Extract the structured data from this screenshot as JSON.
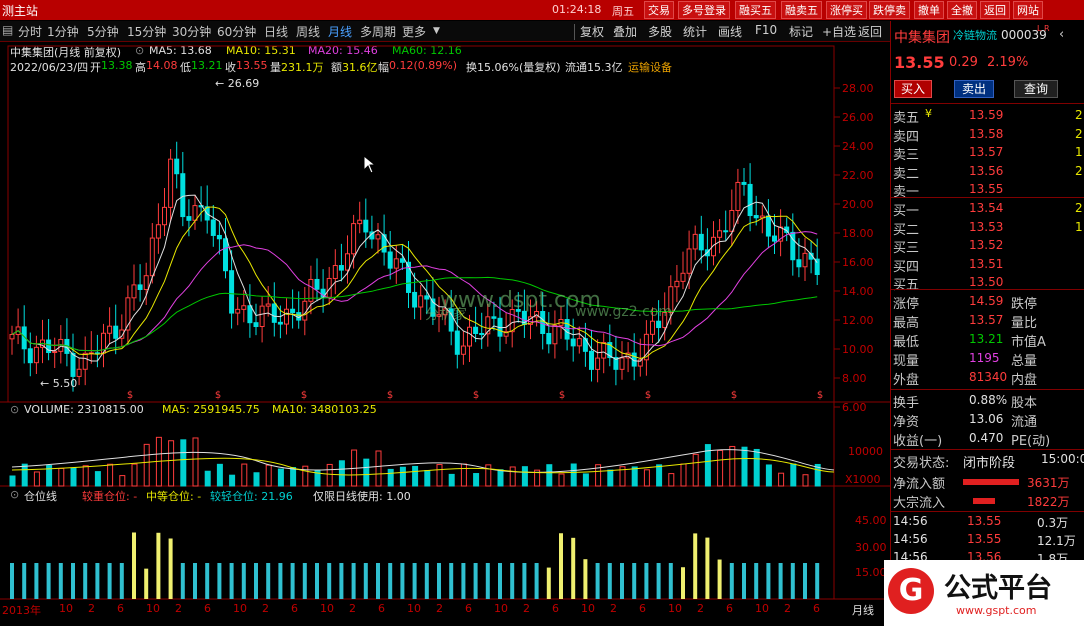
{
  "titlebar": {
    "app_name": "测主站",
    "time": "01:24:18",
    "weekday": "周五",
    "buttons": [
      "交易",
      "多号登录",
      "融买五",
      "融卖五",
      "涨停买",
      "跌停卖",
      "撤单",
      "全撤",
      "返回",
      "网站"
    ]
  },
  "periods": [
    "分时",
    "1分钟",
    "5分钟",
    "15分钟",
    "30分钟",
    "60分钟",
    "日线",
    "周线",
    "月线",
    "多周期",
    "更多"
  ],
  "active_period": "月线",
  "toolbar": [
    "复权",
    "叠加",
    "多股",
    "统计",
    "画线",
    "F10",
    "标记",
    "+自选",
    "返回"
  ],
  "info": {
    "stock_title": "中集集团(月线 前复权)",
    "ma5": "MA5: 13.68",
    "ma10": "MA10: 15.31",
    "ma20": "MA20: 15.46",
    "ma60": "MA60: 12.16",
    "date": "2022/06/23/四",
    "open_l": "开",
    "open": "13.38",
    "high_l": "高",
    "high": "14.08",
    "low_l": "低",
    "low": "13.21",
    "close_l": "收",
    "close": "13.55",
    "vol_l": "量",
    "vol": "231.1万",
    "amt_l": "额",
    "amt": "31.6亿",
    "chg_l": "幅",
    "chg": "0.12(0.89%)",
    "turn": "换15.06%(量复权)",
    "float": "流通15.3亿",
    "sector": "运输设备"
  },
  "main_axis": [
    "28.00",
    "26.00",
    "24.00",
    "22.00",
    "20.00",
    "18.00",
    "16.00",
    "14.00",
    "12.00",
    "10.00",
    "8.00",
    "6.00"
  ],
  "annotations": {
    "max": "26.69",
    "min": "5.50"
  },
  "volume": {
    "label": "VOLUME: 2310815.00",
    "ma5": "MA5: 2591945.75",
    "ma10": "MA10: 3480103.25",
    "axis": [
      "10000"
    ],
    "unit": "X1000"
  },
  "position": {
    "label": "仓位线",
    "heavy": "较重仓位: -",
    "medium": "中等仓位: -",
    "light": "较轻仓位: 21.96",
    "note": "仅限日线使用: 1.00",
    "axis": [
      "45.00",
      "30.00",
      "15.00"
    ]
  },
  "xaxis": {
    "labels": [
      "2013年",
      "10",
      "2",
      "6",
      "10",
      "2",
      "6",
      "10",
      "2",
      "6",
      "10",
      "2",
      "6",
      "10",
      "2",
      "6",
      "10",
      "2",
      "6",
      "10",
      "2",
      "6",
      "10",
      "2",
      "6",
      "10",
      "2",
      "6"
    ],
    "period_label": "月线"
  },
  "watermarks": {
    "w1": "www.dspt.com",
    "w2": "分析家",
    "w3": "www.gz2.com"
  },
  "right": {
    "name": "中集集团",
    "tag": "冷链物流",
    "code": "000039",
    "flags": "L R",
    "price": "13.55",
    "change": "0.29",
    "pct": "2.19%",
    "buy_btn": "买入",
    "sell_btn": "卖出",
    "query_btn": "查询",
    "asks": [
      {
        "label": "卖五",
        "sub": "¥",
        "price": "13.59",
        "vol": "2"
      },
      {
        "label": "卖四",
        "sub": "",
        "price": "13.58",
        "vol": "2"
      },
      {
        "label": "卖三",
        "sub": "",
        "price": "13.57",
        "vol": "1"
      },
      {
        "label": "卖二",
        "sub": "",
        "price": "13.56",
        "vol": "2"
      },
      {
        "label": "卖一",
        "sub": "",
        "price": "13.55",
        "vol": ""
      }
    ],
    "bids": [
      {
        "label": "买一",
        "price": "13.54",
        "vol": "2"
      },
      {
        "label": "买二",
        "price": "13.53",
        "vol": "1"
      },
      {
        "label": "买三",
        "price": "13.52",
        "vol": ""
      },
      {
        "label": "买四",
        "price": "13.51",
        "vol": ""
      },
      {
        "label": "买五",
        "price": "13.50",
        "vol": ""
      }
    ],
    "stats": [
      {
        "l1": "涨停",
        "v1": "14.59",
        "c1": "red",
        "l2": "跌停"
      },
      {
        "l1": "最高",
        "v1": "13.57",
        "c1": "red",
        "l2": "量比"
      },
      {
        "l1": "最低",
        "v1": "13.21",
        "c1": "green",
        "l2": "市值A"
      },
      {
        "l1": "现量",
        "v1": "1195",
        "c1": "magenta",
        "l2": "总量"
      },
      {
        "l1": "外盘",
        "v1": "81340",
        "c1": "red",
        "l2": "内盘"
      }
    ],
    "stats2": [
      {
        "l1": "换手",
        "v1": "0.88%",
        "l2": "股本"
      },
      {
        "l1": "净资",
        "v1": "13.06",
        "l2": "流通"
      },
      {
        "l1": "收益(一)",
        "v1": "0.470",
        "l2": "PE(动)"
      }
    ],
    "status_label": "交易状态:",
    "status": "闭市阶段",
    "status_time": "15:00:0",
    "flows": [
      {
        "label": "净流入额",
        "value": "3631万"
      },
      {
        "label": "大宗流入",
        "value": "1822万"
      }
    ],
    "ticks": [
      {
        "time": "14:56",
        "price": "13.55",
        "vol": "0.3万"
      },
      {
        "time": "14:56",
        "price": "13.55",
        "vol": "12.1万"
      },
      {
        "time": "14:56",
        "price": "13.56",
        "vol": "1.8万"
      },
      {
        "time": "14:56",
        "price": "",
        "vol": ""
      }
    ],
    "logo_text": "公式平台",
    "logo_url": "www.gspt.com",
    "logo_glyph": "G"
  }
}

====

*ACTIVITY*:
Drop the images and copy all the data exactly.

*REPLY TO THE TASK*:
Extract the structured data from this screenshot as JSON.
{
  "titlebar": {
    "app_name": "测主站",
    "time": "01:24:18",
    "weekday": "周五",
    "buttons": [
      "交易",
      "多号登录",
      "融买五",
      "融卖五",
      "涨停买",
      "跌停卖",
      "撤单",
      "全撤",
      "返回",
      "网站"
    ]
  },
  "periods": [
    "分时",
    "1分钟",
    "5分钟",
    "15分钟",
    "30分钟",
    "60分钟",
    "日线",
    "周线",
    "月线",
    "多周期",
    "更多"
  ],
  "active_period": "月线",
  "toolbar": [
    "复权",
    "叠加",
    "多股",
    "统计",
    "画线",
    "F10",
    "标记",
    "+自选",
    "返回"
  ],
  "info": {
    "stock_title": "中集集团(月线 前复权)",
    "ma5": "MA5: 13.68",
    "ma10": "MA10: 15.31",
    "ma20": "MA20: 15.46",
    "ma60": "MA60: 12.16",
    "date": "2022/06/23/四",
    "open_l": "开",
    "open": "13.38",
    "high_l": "高",
    "high": "14.08",
    "low_l": "低",
    "low": "13.21",
    "close_l": "收",
    "close": "13.55",
    "vol_l": "量",
    "vol": "231.1万",
    "amt_l": "额",
    "amt": "31.6亿",
    "chg_l": "幅",
    "chg": "0.12(0.89%)",
    "turn": "换15.06%(量复权)",
    "float": "流通15.3亿",
    "sector": "运输设备"
  },
  "main_axis": [
    "28.00",
    "26.00",
    "24.00",
    "22.00",
    "20.00",
    "18.00",
    "16.00",
    "14.00",
    "12.00",
    "10.00",
    "8.00",
    "6.00"
  ],
  "annotations": {
    "max": "26.69",
    "min": "5.50"
  },
  "volume": {
    "label": "VOLUME: 2310815.00",
    "ma5": "MA5: 2591945.75",
    "ma10": "MA10: 3480103.25",
    "axis": [
      "10000"
    ],
    "unit": "X1000"
  },
  "position": {
    "label": "仓位线",
    "heavy": "较重仓位: -",
    "medium": "中等仓位: -",
    "light": "较轻仓位: 21.96",
    "note": "仅限日线使用: 1.00",
    "axis": [
      "45.00",
      "30.00",
      "15.00"
    ]
  },
  "xaxis": {
    "labels": [
      "2013年",
      "10",
      "2",
      "6",
      "10",
      "2",
      "6",
      "10",
      "2",
      "6",
      "10",
      "2",
      "6",
      "10",
      "2",
      "6",
      "10",
      "2",
      "6",
      "10",
      "2",
      "6",
      "10",
      "2",
      "6",
      "10",
      "2",
      "6"
    ],
    "period_label": "月线"
  },
  "watermarks": {
    "w1": "www.dspt.com",
    "w2": "分析家",
    "w3": "www.gz2.com"
  },
  "right": {
    "name": "中集集团",
    "tag": "冷链物流",
    "code": "000039",
    "flags": "L R",
    "price": "13.55",
    "change": "0.29",
    "pct": "2.19%",
    "buy_btn": "买入",
    "sell_btn": "卖出",
    "query_btn": "查询",
    "asks": [
      {
        "label": "卖五",
        "sub": "¥",
        "price": "13.59",
        "vol": "2"
      },
      {
        "label": "卖四",
        "sub": "",
        "price": "13.58",
        "vol": "2"
      },
      {
        "label": "卖三",
        "sub": "",
        "price": "13.57",
        "vol": "1"
      },
      {
        "label": "卖二",
        "sub": "",
        "price": "13.56",
        "vol": "2"
      },
      {
        "label": "卖一",
        "sub": "",
        "price": "13.55",
        "vol": ""
      }
    ],
    "bids": [
      {
        "label": "买一",
        "price": "13.54",
        "vol": "2"
      },
      {
        "label": "买二",
        "price": "13.53",
        "vol": "1"
      },
      {
        "label": "买三",
        "price": "13.52",
        "vol": ""
      },
      {
        "label": "买四",
        "price": "13.51",
        "vol": ""
      },
      {
        "label": "买五",
        "price": "13.50",
        "vol": ""
      }
    ],
    "stats": [
      {
        "l1": "涨停",
        "v1": "14.59",
        "c1": "red",
        "l2": "跌停"
      },
      {
        "l1": "最高",
        "v1": "13.57",
        "c1": "red",
        "l2": "量比"
      },
      {
        "l1": "最低",
        "v1": "13.21",
        "c1": "green",
        "l2": "市值A"
      },
      {
        "l1": "现量",
        "v1": "1195",
        "c1": "magenta",
        "l2": "总量"
      },
      {
        "l1": "外盘",
        "v1": "81340",
        "c1": "red",
        "l2": "内盘"
      }
    ],
    "stats2": [
      {
        "l1": "换手",
        "v1": "0.88%",
        "l2": "股本"
      },
      {
        "l1": "净资",
        "v1": "13.06",
        "l2": "流通"
      },
      {
        "l1": "收益(一)",
        "v1": "0.470",
        "l2": "PE(动)"
      }
    ],
    "status_label": "交易状态:",
    "status": "闭市阶段",
    "status_time": "15:00:0",
    "flows": [
      {
        "label": "净流入额",
        "value": "3631万"
      },
      {
        "label": "大宗流入",
        "value": "1822万"
      }
    ],
    "ticks": [
      {
        "time": "14:56",
        "price": "13.55",
        "vol": "0.3万"
      },
      {
        "time": "14:56",
        "price": "13.55",
        "vol": "12.1万"
      },
      {
        "time": "14:56",
        "price": "13.56",
        "vol": "1.8万"
      },
      {
        "time": "14:56",
        "price": "",
        "vol": ""
      }
    ],
    "logo_text": "公式平台",
    "logo_url": "www.gspt.com",
    "logo_glyph": "G"
  }
}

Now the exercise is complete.